● What you have to do: Which lines of the entries contain the string "body"? Please find them and copy them.

Page and application data records
◆ ◆ ◆ ◆

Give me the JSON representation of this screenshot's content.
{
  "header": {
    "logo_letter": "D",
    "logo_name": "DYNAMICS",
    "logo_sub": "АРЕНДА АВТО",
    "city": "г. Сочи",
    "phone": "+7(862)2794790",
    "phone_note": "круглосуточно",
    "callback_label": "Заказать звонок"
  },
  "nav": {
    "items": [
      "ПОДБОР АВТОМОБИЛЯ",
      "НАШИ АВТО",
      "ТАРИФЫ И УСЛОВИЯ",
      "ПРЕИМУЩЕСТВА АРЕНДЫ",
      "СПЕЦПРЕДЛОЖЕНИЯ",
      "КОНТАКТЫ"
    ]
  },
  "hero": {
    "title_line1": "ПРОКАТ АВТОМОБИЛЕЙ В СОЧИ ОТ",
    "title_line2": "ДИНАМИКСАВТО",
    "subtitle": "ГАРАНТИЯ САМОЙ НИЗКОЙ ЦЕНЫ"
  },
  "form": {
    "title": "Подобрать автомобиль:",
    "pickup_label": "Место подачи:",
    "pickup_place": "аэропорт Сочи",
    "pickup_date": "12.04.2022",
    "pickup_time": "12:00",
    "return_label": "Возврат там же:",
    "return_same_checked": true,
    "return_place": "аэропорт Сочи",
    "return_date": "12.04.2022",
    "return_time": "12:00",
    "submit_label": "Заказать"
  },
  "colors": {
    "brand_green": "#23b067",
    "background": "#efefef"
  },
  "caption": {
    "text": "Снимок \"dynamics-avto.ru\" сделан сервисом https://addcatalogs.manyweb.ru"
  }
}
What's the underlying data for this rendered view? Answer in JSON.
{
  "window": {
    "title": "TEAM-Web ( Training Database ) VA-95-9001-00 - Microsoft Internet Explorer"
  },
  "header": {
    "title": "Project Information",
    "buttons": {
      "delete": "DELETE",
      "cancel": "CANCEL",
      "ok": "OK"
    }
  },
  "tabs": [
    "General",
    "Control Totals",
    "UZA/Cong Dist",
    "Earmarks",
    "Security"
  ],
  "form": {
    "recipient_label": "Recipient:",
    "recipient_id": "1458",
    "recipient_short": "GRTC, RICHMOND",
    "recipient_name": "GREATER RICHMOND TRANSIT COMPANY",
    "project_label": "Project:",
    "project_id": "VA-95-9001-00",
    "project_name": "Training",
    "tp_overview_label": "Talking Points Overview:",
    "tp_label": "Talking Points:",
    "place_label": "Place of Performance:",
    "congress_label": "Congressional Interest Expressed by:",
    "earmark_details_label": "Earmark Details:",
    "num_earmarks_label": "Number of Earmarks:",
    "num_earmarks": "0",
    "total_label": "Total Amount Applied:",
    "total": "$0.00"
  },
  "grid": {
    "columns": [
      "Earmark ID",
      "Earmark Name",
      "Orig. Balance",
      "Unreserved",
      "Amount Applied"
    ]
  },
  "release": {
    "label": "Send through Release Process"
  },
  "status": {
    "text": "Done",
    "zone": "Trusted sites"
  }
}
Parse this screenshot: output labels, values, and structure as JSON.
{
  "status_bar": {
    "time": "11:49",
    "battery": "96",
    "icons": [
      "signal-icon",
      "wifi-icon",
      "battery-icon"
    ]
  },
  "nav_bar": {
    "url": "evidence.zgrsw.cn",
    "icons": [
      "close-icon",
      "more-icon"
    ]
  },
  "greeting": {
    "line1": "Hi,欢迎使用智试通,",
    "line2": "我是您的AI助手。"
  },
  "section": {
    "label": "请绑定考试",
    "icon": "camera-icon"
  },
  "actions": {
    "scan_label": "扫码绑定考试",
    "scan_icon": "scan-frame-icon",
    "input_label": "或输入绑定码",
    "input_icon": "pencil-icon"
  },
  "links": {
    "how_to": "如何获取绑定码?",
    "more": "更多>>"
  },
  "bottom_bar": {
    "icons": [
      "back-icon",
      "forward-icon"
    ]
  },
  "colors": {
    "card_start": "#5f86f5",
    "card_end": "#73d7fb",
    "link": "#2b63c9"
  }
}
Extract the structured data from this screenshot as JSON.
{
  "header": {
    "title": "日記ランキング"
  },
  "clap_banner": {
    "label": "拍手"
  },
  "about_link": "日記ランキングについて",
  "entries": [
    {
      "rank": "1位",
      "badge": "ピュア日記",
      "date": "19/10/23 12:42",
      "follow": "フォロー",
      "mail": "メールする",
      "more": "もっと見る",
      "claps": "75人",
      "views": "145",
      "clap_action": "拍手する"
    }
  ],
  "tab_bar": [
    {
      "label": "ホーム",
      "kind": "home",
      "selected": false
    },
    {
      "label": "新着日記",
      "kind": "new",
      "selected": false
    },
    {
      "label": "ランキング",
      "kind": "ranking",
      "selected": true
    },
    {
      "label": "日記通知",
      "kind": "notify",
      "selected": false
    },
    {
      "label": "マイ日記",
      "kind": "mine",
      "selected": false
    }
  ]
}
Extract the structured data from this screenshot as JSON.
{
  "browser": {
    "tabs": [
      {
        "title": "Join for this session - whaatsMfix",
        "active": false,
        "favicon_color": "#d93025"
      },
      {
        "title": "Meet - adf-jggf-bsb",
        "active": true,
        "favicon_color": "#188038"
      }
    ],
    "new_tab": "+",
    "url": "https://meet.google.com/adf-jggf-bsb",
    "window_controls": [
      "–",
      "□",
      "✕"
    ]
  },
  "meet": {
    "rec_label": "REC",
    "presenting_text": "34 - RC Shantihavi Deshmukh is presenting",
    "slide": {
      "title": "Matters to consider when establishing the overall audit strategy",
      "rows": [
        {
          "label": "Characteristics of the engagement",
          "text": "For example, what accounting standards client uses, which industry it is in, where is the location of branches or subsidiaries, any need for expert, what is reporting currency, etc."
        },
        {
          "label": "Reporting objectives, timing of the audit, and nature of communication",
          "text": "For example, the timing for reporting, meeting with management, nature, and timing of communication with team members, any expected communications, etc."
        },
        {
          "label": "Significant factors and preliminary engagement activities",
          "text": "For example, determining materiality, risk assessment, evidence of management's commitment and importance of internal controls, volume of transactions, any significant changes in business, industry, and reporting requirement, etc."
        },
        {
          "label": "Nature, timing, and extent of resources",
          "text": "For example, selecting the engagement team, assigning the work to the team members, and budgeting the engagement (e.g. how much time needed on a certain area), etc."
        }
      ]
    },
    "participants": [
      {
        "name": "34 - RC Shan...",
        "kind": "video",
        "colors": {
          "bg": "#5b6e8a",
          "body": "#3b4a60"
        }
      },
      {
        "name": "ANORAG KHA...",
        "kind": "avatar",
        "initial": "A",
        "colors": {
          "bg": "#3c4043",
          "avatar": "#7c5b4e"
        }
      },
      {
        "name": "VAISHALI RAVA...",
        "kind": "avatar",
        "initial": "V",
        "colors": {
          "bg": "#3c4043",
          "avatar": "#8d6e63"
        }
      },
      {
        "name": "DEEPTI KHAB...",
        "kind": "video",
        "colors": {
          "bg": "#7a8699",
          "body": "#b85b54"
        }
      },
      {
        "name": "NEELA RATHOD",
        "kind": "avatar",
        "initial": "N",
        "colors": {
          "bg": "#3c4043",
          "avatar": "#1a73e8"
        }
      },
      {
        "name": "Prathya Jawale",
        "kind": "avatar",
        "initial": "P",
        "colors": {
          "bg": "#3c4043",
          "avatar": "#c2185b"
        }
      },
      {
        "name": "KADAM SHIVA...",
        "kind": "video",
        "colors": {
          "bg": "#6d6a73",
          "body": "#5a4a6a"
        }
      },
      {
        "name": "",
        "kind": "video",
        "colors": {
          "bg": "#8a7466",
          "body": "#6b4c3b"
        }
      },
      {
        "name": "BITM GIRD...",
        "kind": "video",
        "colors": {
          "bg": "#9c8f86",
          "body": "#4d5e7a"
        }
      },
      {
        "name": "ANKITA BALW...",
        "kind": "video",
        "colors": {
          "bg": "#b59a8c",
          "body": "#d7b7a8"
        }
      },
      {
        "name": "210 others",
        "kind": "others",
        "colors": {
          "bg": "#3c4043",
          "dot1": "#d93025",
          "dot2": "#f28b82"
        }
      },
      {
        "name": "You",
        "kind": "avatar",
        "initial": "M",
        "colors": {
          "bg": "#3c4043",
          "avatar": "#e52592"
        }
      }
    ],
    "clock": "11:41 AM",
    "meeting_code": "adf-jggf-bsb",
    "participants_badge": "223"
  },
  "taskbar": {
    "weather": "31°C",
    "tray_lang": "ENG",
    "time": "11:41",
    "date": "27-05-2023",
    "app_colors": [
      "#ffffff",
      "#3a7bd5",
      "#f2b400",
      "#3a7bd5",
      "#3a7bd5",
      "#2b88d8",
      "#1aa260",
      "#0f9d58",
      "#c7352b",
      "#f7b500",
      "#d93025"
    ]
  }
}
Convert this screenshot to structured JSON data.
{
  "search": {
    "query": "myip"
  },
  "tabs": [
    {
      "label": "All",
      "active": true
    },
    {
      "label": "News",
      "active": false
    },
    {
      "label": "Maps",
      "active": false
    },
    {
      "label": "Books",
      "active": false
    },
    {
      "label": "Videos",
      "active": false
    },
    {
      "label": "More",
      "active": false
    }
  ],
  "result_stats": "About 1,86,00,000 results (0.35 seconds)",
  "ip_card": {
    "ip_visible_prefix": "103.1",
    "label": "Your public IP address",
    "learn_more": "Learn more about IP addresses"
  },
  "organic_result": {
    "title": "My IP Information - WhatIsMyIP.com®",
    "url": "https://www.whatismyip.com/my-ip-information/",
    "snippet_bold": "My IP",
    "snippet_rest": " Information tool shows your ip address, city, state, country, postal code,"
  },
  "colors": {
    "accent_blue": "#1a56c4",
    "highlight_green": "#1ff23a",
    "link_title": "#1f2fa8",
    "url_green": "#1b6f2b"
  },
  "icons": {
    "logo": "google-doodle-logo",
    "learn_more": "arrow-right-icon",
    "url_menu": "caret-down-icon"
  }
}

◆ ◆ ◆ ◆

● Solution to the problem:
          "body": "#3b4a60"
          "body": "#b85b54"
          "body": "#5a4a6a"
          "body": "#6b4c3b"
          "body": "#4d5e7a"
          "body": "#d7b7a8"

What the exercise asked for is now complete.